Whitney Houston's best friend and personal assistant, Robyn Crawford, is finally speaking out about her same-sex romance with the late music icon, decades after rumors about their close relationship first swirled, and two years after RadarOnline.com confirmed the news with family.
“We wanted to be together,” Crawford writes, “and that meant just us.”
The two met when Crawford was 19 and Houston was just 17, but from that moment on, they remained inseparable, she said.
In her book, Crawford recalls the first time the two were intimate.
“One day, Whitney and I were spending time together and she whispered, ‘We’re spending the night at Larry’s.’ At the apartment we took off our clothes and for the first time, we touched each other. Caressing her and loving her felt like a dream,” she writes.
“We didn’t share what happened that night with anyone. I wasn’t ready to give up our intimacy either, though I understood how hard it could be in the music business.”
Still, when Houston signed a record deal with music mogul Clive Davis at Arista in 1982, she told Crawford their physical relationship had to end. She even gifted her friend a Bible.
“She said we shouldn’t be physical anymore,” Crawford says, “because it would make our journey even more difficult and living that kind of life would mean we would go to hell.”
“She said if people find out about us, they would use this against us,” Crawford continues, “and back in the ’80s that’s how it felt.”
Crawford says that despite the fact that they ended their physical relationship, she still had passionate romantic feelings for Houston and stayed by her side throughout her relationships with men and her marriage to Bobby Brown.
She found comfort in keeping their secret for decades, but still, their close relationship sparked many rumors throughout Houston’s years in the spotlight.
Even the singer’s mother thought their bond “wasn’t natural.”
Crawford's father told Radar in 2017 that he knew of their romance all along: “I knew 40 years ago, we all knew,” Dennis Crawford said. “I saw them together.”
“We never talked about labels, like lesbian or gay,” Crawford writes in her memoir. “We just lived our lives and I hoped it could go on that way forever.”
Sadly, overcome by her incessant drug use, Houston died in 2012 at the age of 48.
“Whitney knows I loved her, and I know she loved me,” Crawford says. “We really meant everything to each other. We vowed to stand by each other.”
In the book, Crawford recalls the heartbreak she felt when Houston married Brown, 50 — though she was “more interested in Eddie Murphy” — and again when she realized her friend was in an abusive marriage.
Crawford tried to get her help, but Houston refused, saying she wasn’t ready. It was then that Crawford quit her job as Houston’s manager and cut ties with her.
Though they still spoke once in a while, their friendship was never the same. In 2012, Crawford was having dinner when she heard about Houston’s death. “I felt my insides shattering” she writes.

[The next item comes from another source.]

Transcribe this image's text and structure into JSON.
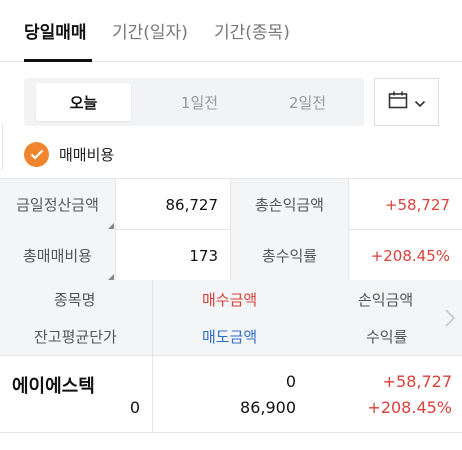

Now, seven years after Houston’s death, Crawford hopes to “stand up and share the woman behind the incredible talent.”
“I wanted to lift her legacy, give her respect and share the story of who she was before the fame, and in that, to embrace our friendship,” she says of her book about Houston.
Crawford now lives with her partner, Lisa Hintlemann, and their two children.